Although not directly relevant to a cell’s performance, the design of the charger will also have an influence on charge cycles and overall battery maintenance. It must consider how using a battery as a load will influence its behavior, as well as how the charger’s characteristics will need to meet the battery’s requirements. This is why manufacturers will always recommend using the correct charger for a device.

Other design considerations exist for devices with multiple cells, such as cell balancing, which can further complicate design. Many of the earlier devices that used lithium-ion batteries would have needed multiple cells, such as laptops. However, energy density and manufacturing techniques coupled with lower overall system power requirements mean that the majority of modern portable and wearable devices can generally be powered from a single cell.

With a wealth of experience in managing the complexities of multi-cell designs, OEMs could easily overlook or underestimate the fact that single-cell devices still require proactive cell management and protection from the numerous conditions that could manifest themselves.

Making safety inherent
While generating the charge voltage and current will be the remit of a power circuit (typically a dc/dc converter), monitoring the output of the charge circuit as it is applied to the battery terminals should be entrusted to a separate functional block.

This would include detecting an overvoltage and/or overcurrent condition during charging, as well as monitoring for possibly dangerous conditions during normal operation, such as short-circuits across the terminals. As stated earlier, overdischarge is also detrimental to a battery cell’s general performance and health, so any monitoring solution should also check for this condition. Adding this level of functionality into portable and wearable devices is challenging for several reasons. From an engineering point of view, it will require extra space and system power; from a commercial point of view, it will add cost to the bill of materials. Any chosen solution needs to be small, low-power, and low-cost.

There are now a number of devices on the market that meet these requirements. The AP9234L family from Diodes is a single-chip solution for single-cell lithium-ion management in smart phones, wearable devices, and other portable applications. It integrates a highly accurate battery protection circuit with dual N-channel MOSFETs with ultra-low Rss(on). The device itself has been designed to operate at an extremely low quiescent current of 3.0 μA (typically) and even features a power-down mode that reduces quiescent current to 0.01 μA. It is available in a package measuring just 2.5 x 3.5 x 0.5 mm.

As illustrated by the functional block diagram in Fig. 1, the device is designed to control the charging and discharging of a cell. During normal conditions, the MOSFET allows normal charge/discharge operation; however, it constantly monitors the system to detect possible fault conditions, at which time it will isolate the cell from the rest of the system through the internal MOSFETs.


Fig. 1: Functional block diagram of Diodes’ AP9234 battery protection IC.



Conditions that can be monitored and detected include overcharge voltage, overdischarge voltage, overcharge current, and overdischarge current. If the conditions exist for longer than a predetermined time, measured by the integrated delay timer circuit (Fig. 1), the device enters a fault mode and takes the necessary action to prevent fault escalation.

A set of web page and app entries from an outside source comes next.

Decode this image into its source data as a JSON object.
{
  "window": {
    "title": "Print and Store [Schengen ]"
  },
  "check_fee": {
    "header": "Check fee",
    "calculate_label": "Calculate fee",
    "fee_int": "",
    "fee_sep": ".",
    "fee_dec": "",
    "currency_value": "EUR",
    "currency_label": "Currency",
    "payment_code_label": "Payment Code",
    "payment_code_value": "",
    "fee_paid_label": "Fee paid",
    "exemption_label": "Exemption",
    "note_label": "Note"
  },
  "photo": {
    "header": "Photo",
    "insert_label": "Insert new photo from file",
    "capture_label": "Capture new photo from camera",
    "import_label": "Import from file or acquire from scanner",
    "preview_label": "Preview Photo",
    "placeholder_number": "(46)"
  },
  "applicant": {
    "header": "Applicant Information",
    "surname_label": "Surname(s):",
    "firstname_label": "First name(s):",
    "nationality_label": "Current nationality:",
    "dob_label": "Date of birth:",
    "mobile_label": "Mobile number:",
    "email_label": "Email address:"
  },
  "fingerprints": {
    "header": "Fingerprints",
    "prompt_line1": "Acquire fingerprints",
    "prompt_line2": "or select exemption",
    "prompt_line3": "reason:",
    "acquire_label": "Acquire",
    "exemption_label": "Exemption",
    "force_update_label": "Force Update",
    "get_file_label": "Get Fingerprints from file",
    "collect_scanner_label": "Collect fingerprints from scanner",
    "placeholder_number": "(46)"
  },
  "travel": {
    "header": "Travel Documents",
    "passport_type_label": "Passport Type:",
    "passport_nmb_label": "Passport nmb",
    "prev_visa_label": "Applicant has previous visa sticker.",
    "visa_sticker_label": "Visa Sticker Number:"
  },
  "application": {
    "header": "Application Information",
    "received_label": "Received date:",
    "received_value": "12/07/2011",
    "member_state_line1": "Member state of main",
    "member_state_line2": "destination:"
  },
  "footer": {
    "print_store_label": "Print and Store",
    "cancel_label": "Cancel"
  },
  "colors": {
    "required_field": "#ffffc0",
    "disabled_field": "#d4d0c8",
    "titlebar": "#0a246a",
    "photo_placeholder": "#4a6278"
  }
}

The inexorable trends toward smaller devices, typified by the latest wearable devices, will ensure that OEMs must continue to push the boundaries of product development. As rechargeable cell technology strives to keep pace and enable these trends, it will inevitably put pressure on developers to integrate more functionality into ever-smaller form-factors. Through the development of highly integrated solutions, companies like Diodes are ensuring that battery management isn’t relegated to the “optional” list, especially as it plays such an important role in overall product safety, reliability, and integrity.